Instead, Stern figured it all out on her own. And her autodidactic method yielded unexpected results. “The reason I have such an unconventional approach,” Stern laughs, “is because I didn’t know what I was doing!” But she had clear goals. “I wanted to try and convey a lot of emotion,” Stern explains. “I was trying to use the instrument phonetically, [tapping] back and forth on single strings to convey intensity.”

Intensity is an apt word to describe a key quality of Marnie Stern’s original music. Her debut album, 2007’s In Advance of the Broken Arm is a jagged, overwhelming listen, combining dazzling guitar pyrotechnics, a clattering, thrash-like rhythm section and Stern’s squalling vocals.

There was little else like it; melodic lines crisscross and occasionally intersect, and that intensity never lets up. A high-profile review in The New York Times described Stern’s music as “riotous,” “raucous” and “wriggly,” naming her very first release as that year’s most exciting album.

Over the next six years, the guitarist followed that release with three more, culminating in 2013’s The Chronicles of Marnia. Each album built on Stern’s prowess and reputation as a shredder par excellence. Remarkably, Stern characterizes those years as “maybe a little more mellow phase,” though it’s a safe bet that few would describe any of the music on Chronicles as mellow: her yelping vocals on “Year of the Glad” suggest an agitated monkey who just happens to know how to play the electric guitar with unparalleled mastery.

But Stern’s career trajectory took an unexpected turn when she abruptly placed her solo career on hold, joining the 8G house band on Late Night With Seth Meyers. Even against the unconventional backdrop of her music, such a move seemed odd. And in many ways it was. “We had to write eight songs a day… it wasn’t my style [of music] at all,” she candidly admits.

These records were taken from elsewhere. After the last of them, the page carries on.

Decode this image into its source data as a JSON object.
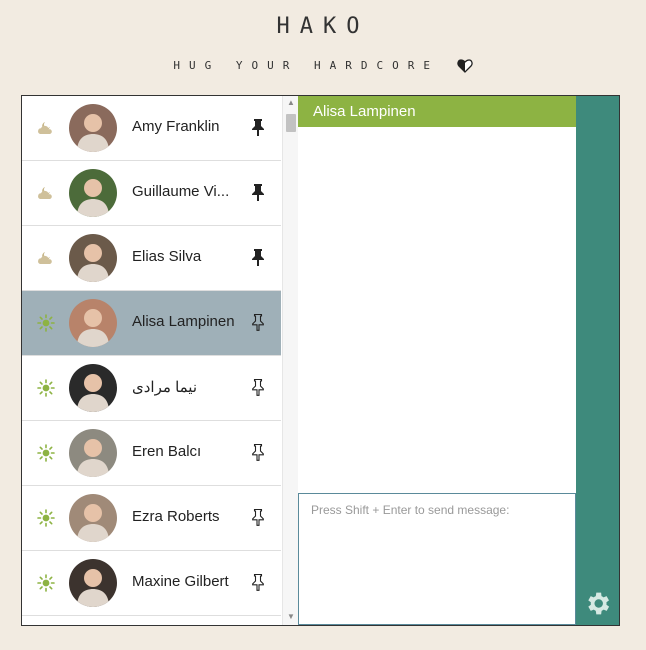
{
  "brand": {
    "title": "HAKO",
    "tagline": "HUG YOUR HARDCORE"
  },
  "contacts": [
    {
      "name": "Amy Franklin",
      "status": "cloudy-night-icon",
      "pinned": true,
      "avatar_color": "#8a6a5c"
    },
    {
      "name": "Guillaume Vi...",
      "status": "cloudy-night-icon",
      "pinned": true,
      "avatar_color": "#4c6b3a"
    },
    {
      "name": "Elias Silva",
      "status": "cloudy-night-icon",
      "pinned": true,
      "avatar_color": "#6b5a4a"
    },
    {
      "name": "Alisa Lampinen",
      "status": "sun-icon",
      "pinned": false,
      "active": true,
      "avatar_color": "#b8836a"
    },
    {
      "name": "نیما مرادی",
      "status": "sun-icon",
      "pinned": false,
      "avatar_color": "#2a2a2a"
    },
    {
      "name": "Eren Balcı",
      "status": "sun-icon",
      "pinned": false,
      "avatar_color": "#8d8a80"
    },
    {
      "name": "Ezra Roberts",
      "status": "sun-icon",
      "pinned": false,
      "avatar_color": "#a08a78"
    },
    {
      "name": "Maxine Gilbert",
      "status": "sun-icon",
      "pinned": false,
      "avatar_color": "#3c332e"
    }
  ],
  "chat": {
    "header": "Alisa Lampinen",
    "composer_placeholder": "Press Shift + Enter to send message:"
  },
  "colors": {
    "accent": "#8db343",
    "rail": "#3e8a7c",
    "active_row": "#9fb0b8",
    "background": "#f2ebe1"
  }
}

And applying her unorthodox methods to the needs of a general audience wasn’t always easy. Sometimes she’d put a gonzo guitar line onto one of the songs. “They’d say, ‘Nuh-uh; too weird. Too dissonant. Not good for TV,’” Stern says with a chuckle, noting that she had to be “checked,” and often.

So after having placed her own music on hold for eight years – an eternity in the career of most artists – Stern left Meyers’ show and relaunched her solo career. After “playing nice, happy music, I wanted to undo that,” she says. “I wanted to go no-holds-barred with my own stuff again.”

The fruit of that renewed focus and newfound freedom is the pointedly titled The Comeback Kid. Released last November, the album demonstrates that Stern’s heterodox approach to music is as sharp as ever. And though filled with musical in-jokes that most listeners couldn’t possibly understand, the music skillfully conveys Stern’s gleeful attitude. And that draws listeners in, even if they don’t get all of the obscure, Zappa-like references. “I’m aware of how wacky – and sometimes shrill and harsh – my stuff sounds,” she says. “I kind of like ‘taking the piss’ a little bit, and I’m not a person who takes myself too seriously.”

The lyrics on Stern’s early albums were the product of extensive effort. “I sat for endless hours working on lyrics,” she says. And those words often displayed the angst of a young woman. These days – at age 47 and with a young child – Stern is in a very different place. Stern’s vocals – often buried in the mix on those early albums – have taken on a more assertive character on the new record. “I’m in this very comfortable, happy period of family life, so the lyrics are very motivated by that.” Pausing for a moment, she shifts gears and adds, “But no one wants to listen to that!”

At her core, Stern is an instrumentalist. And with the exception of the drums (played by Arcade Fire’s Jeremy Gara), all of the sounds on The Comeback Kid come from Marnie Stern. For her tour in support of the album, Stern is joined by a second guitarist and drummer, but no bassist. “But then,” she points out, “there’s not much bass on the record, either.” Asked to sum up her live show in a few words, Stern doesn’t hesitate. “It’s very fun,” she says with a wicked smile. “It’s loud, and it’s real rocking.”